Like what you've read? Please comment and share!

Want to listen? Please buy the album here:

Comments

Popular posts from this blog

INDEPENDENT SONG RELEASE: Ethos, “V: Parents”

Ethos is the stage name for Alex Hlavna, a 19-year veteran of the Cleveland, Ohio music scene where he played guitar , bass, and drums on numerous recordings. He has now released his own song entitled “V: Parents” from his new album Ten Commandments. The V is the Roman numeral for 5, as in the 5th Commandment: “Honor thy father and thy mother.”  Each track on the album is titled this way, named after a commandment. Is this some type of “religious rap” or is Ethos being metaphoric? The actual definition of “ethos” is “the characteristic spirit of a culture, era, or community as manifested in its beliefs and aspirations.” Judging from such a moniker and from statements he’s made in interviews, it seems his goal is more about making observations, rather than instructing us that “thou shalt not whatever.” It’s a more provocative approach. The song is a funk-bassline over an electronic beat and soft synths. Meanwhile Ethos ’ voice is anything but soft as he raps about honoring your

INDEPENDENT SONG RELEASE: Elise Hayes, “Giving Up”

“You never wanted me to get that tattoo,” sings Nashville recording artist Elise Hayes . “I’m going to get that tattoo.” This the start to her new single “Giving Up,” (co-written with Johnny Mo ) which is about not giving up, an ode to post-relationship defiance. There is freedom in being your own person again, even if you were the one dumped. The music itself is a tapestry of sorts: sonic styles patchworked together into a compact yet pleasing mix. Pounding drums and sitar give way to softer guitar, then back to drums, which sometimes beat rapidly as a door knock. A wake up call. The song often stops and starts as if her thoughts are coming to her in jagged fits as she’s singing them. “You never wanted me to have that haircut / Well, now I do…”   It’s a hard style to pull off but Hayes does it effortlessly. She is a strong singer/songwriter, doubtlessly helped in her confidence from being featured in TV shows, such as “Grey’s Anatomy,” MTV ’s “Siesta Key,” and other

INDEPENDENT SONG RELEASE: Micheal Bruner, "Midst of a Mistake"

By Michael Bruner Getting tendinitis was surely a setback, but it also proved to be a positive constraint, an evolution in my approach to music.

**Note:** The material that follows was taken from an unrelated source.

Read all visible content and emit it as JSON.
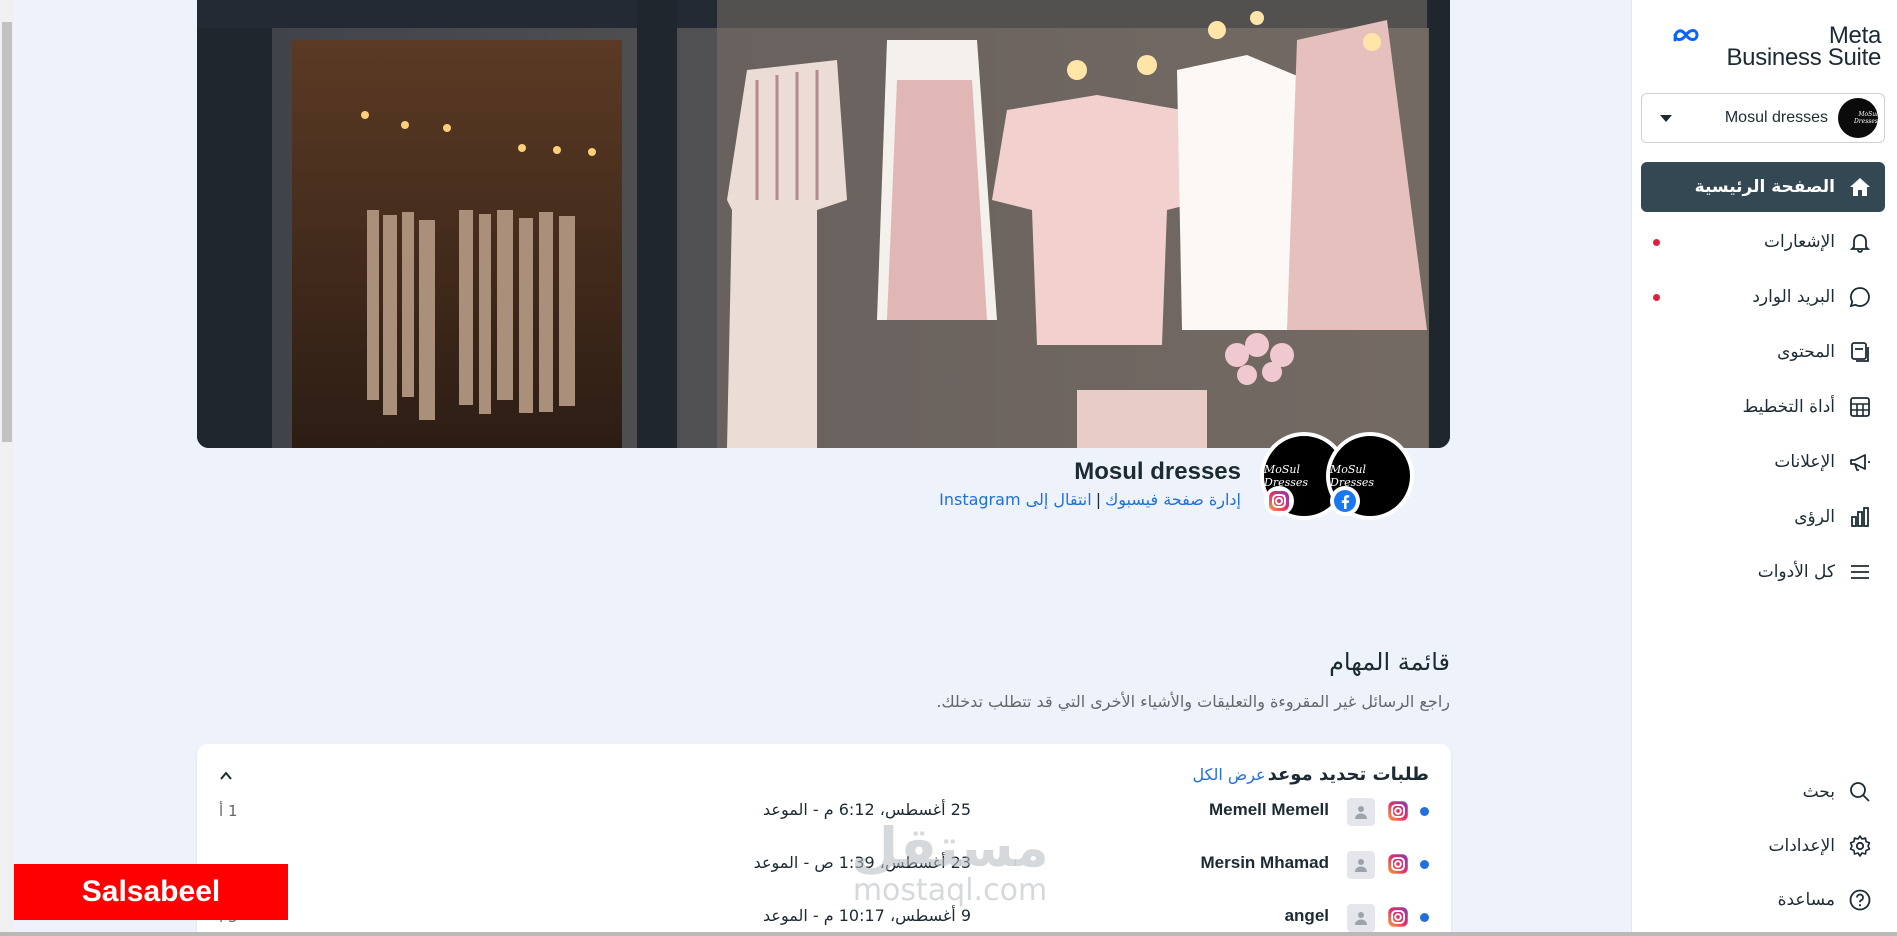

Instead of contorting my hand into a tense, fleshy spider, I did what felt best: Forcing my head and body to meet halfway. I kept writing. I finished the song “Midst of a Mistake,” inspired by a thieving taxi driver in China. I wanted to start producing this song, but I knew the audio production and editing would prove too strenuous to pull off single-handedly.  Just a few weeks after returning from China, I received a message from Rodrigo Cotelo. I’d met him at the first installment of a house show I performed at (shortly after the onset of my tendinitis). He accompanied a handful of talented Jacob’s students who had backed me up on a set of my original songs. I knew Rod and I would click with each other from the moment I found him sitting at a table, pouring a gourd of yerba maté. Rod’s lively spirit, carefree attitude, and co